MEXICO CITY — A strong earthquake shook southern Mexico on Tuesday, causing buildings in Mexico City — more than 300 miles away — to sway and prompting residents to flee their homes and offices and seek safety on the streets under open sky.
The earthquake’s magnitude was 7.5, according to Mexico’s national seismological service, and it was centered in the Pacific Ocean, about 14 miles off the coast, south of Santa María Huatulco, a beach town in the southern state of Oaxaca that is popular with tourists. It struck at 10:29 a.m. local time.
The U.S. Geological Survey estimated the magnitude at 7.4, and placed the epicenter about 12 miles inland; it is not unusual for preliminary measurements to vary.
There were no immediate reports of significant damage in the region, which is largely rural. The nearest sizable city is Oaxaca, the state capital, about 90 miles away.

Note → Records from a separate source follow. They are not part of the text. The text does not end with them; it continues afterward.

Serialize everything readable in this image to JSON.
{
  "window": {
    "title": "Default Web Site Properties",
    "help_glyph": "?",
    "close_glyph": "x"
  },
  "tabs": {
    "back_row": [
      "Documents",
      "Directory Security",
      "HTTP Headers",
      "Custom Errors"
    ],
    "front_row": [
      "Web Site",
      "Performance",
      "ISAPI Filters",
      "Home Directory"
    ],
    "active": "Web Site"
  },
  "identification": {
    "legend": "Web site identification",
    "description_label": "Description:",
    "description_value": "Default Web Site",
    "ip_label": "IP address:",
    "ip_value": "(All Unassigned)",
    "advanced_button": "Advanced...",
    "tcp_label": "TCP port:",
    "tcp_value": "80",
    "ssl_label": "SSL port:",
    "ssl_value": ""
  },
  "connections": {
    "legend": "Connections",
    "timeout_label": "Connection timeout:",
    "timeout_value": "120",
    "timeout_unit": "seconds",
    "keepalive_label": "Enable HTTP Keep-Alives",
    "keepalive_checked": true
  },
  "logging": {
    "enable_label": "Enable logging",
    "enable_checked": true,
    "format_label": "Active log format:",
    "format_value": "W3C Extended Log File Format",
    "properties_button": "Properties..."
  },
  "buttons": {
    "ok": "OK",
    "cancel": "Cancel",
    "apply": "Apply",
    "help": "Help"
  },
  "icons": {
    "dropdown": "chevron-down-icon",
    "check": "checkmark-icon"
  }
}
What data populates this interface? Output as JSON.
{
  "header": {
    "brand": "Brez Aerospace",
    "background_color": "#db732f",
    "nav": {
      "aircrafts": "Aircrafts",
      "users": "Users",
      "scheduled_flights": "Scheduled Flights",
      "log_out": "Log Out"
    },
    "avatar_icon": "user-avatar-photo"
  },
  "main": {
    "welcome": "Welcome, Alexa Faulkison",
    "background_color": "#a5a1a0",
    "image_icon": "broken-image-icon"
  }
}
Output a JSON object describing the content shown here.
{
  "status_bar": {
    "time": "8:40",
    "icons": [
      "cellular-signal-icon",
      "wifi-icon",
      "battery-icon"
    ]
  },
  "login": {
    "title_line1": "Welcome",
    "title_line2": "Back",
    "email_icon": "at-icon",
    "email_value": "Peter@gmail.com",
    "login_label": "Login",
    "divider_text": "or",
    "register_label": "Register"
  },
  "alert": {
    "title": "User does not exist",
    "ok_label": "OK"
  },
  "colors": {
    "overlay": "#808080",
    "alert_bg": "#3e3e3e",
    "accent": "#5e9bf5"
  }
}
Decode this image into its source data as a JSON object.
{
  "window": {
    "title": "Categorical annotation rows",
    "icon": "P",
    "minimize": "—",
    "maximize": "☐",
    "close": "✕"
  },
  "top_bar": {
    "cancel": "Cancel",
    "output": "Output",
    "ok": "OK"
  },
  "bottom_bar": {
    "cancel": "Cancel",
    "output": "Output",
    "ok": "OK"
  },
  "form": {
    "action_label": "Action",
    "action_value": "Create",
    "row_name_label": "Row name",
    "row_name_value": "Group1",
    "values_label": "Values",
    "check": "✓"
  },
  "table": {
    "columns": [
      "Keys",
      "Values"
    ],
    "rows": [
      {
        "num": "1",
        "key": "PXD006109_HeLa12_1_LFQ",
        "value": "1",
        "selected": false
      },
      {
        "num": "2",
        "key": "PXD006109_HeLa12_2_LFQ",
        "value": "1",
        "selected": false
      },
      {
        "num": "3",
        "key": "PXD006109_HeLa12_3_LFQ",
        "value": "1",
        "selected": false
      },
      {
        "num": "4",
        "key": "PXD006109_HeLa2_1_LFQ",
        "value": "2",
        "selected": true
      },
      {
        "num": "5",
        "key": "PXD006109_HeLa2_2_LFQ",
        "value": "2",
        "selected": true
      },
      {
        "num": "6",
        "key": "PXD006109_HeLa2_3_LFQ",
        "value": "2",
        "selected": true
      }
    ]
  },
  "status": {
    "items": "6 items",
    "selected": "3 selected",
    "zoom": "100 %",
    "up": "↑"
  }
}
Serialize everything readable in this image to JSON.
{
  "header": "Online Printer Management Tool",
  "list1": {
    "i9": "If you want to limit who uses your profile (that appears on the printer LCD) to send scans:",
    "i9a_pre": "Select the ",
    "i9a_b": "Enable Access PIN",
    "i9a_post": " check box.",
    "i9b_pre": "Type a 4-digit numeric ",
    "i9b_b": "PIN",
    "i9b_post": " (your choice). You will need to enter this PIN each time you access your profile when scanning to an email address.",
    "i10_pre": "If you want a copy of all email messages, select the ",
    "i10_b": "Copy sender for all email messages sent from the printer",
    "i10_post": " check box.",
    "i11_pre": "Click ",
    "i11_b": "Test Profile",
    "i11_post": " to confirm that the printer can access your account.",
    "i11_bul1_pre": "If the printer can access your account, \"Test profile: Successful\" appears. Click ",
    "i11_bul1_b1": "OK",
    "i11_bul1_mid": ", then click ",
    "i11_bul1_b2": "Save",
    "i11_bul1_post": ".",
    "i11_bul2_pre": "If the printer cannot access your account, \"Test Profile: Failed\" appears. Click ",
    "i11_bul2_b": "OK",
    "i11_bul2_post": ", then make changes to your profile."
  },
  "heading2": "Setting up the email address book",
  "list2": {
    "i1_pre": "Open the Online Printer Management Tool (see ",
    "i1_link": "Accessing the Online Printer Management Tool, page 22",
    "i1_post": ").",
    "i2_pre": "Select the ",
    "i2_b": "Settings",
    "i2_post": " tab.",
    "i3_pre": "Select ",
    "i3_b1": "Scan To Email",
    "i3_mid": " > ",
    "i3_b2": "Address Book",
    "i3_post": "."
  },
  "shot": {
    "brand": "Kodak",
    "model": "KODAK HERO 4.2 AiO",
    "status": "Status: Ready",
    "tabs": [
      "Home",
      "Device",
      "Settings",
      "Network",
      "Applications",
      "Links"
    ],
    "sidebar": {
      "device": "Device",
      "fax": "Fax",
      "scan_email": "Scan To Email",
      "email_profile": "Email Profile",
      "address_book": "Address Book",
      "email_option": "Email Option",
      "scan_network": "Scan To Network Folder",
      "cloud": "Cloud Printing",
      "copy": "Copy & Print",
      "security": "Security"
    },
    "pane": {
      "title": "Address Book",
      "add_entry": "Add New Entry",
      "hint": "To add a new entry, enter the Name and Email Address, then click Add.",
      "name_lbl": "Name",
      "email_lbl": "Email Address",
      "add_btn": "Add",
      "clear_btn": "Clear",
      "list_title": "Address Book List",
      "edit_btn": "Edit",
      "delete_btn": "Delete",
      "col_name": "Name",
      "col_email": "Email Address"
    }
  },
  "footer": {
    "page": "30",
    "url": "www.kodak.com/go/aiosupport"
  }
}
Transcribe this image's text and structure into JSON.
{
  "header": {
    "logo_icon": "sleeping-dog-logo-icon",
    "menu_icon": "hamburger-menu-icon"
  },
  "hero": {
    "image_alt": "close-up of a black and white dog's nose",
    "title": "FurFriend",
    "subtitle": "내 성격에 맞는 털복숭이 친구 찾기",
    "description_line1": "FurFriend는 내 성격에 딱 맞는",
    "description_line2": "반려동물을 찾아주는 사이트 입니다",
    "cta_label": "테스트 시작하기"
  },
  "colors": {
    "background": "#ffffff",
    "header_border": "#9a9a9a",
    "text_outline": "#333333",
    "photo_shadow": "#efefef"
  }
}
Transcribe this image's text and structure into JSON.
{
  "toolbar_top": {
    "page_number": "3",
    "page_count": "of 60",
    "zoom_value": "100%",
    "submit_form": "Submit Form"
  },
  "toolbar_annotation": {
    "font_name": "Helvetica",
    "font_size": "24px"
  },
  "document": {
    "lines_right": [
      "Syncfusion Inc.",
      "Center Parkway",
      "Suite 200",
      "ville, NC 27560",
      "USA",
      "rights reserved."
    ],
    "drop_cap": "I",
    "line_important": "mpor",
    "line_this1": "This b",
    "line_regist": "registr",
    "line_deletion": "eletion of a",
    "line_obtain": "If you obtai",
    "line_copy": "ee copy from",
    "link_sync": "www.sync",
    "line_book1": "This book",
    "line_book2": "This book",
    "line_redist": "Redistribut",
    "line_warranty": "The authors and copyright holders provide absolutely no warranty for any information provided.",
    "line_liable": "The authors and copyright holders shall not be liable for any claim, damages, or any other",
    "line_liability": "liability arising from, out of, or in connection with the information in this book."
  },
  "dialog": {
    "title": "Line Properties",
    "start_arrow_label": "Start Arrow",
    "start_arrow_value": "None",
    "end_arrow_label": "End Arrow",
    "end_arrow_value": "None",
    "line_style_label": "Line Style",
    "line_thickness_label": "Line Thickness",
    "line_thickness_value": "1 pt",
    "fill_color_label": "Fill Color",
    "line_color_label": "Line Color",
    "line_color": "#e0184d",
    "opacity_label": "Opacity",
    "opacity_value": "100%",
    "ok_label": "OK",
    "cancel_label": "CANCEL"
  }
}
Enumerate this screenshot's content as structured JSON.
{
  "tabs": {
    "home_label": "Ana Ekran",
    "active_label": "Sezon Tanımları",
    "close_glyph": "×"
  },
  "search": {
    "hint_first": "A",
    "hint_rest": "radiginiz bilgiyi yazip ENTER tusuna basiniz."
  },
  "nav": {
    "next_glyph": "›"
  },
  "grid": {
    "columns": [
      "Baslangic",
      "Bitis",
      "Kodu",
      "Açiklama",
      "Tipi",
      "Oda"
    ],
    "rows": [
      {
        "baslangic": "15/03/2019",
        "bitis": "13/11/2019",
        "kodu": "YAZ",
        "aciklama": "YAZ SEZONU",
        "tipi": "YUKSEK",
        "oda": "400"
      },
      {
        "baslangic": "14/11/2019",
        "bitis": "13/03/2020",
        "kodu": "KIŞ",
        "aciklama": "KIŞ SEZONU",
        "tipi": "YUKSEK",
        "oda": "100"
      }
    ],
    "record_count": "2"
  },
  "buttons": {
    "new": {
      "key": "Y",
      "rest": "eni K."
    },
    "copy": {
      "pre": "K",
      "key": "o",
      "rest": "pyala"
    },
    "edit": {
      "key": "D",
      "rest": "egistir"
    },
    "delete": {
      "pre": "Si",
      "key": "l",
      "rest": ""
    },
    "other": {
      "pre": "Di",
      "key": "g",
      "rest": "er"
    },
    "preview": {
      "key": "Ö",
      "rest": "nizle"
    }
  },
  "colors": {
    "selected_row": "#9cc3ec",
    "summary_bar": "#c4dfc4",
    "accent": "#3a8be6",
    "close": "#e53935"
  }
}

The U.S. National Oceanic and Atmospheric Administration said there was a “potential threat” of a tsunami along the coasts of Mexico, Guatemala, Honduras and El Salvador.
“So far we haven’t received reports of damage,” President Andrés Manuel López Obrador said in a video posted on his Twitter account. “We’ll be informing everyone and staying calm.”
Another quake, estimated by the U.S.G.S. at 4.9 magnitude, struck the same region late Monday night.
The mayor of Mexico City, Claudia Sheinbaum, said neither the city’s security command center nor officials conducting overflights of the municipality had reported any “serious” impacts from the earthquake.
Elda Cantú contributed reporting from Mexico City.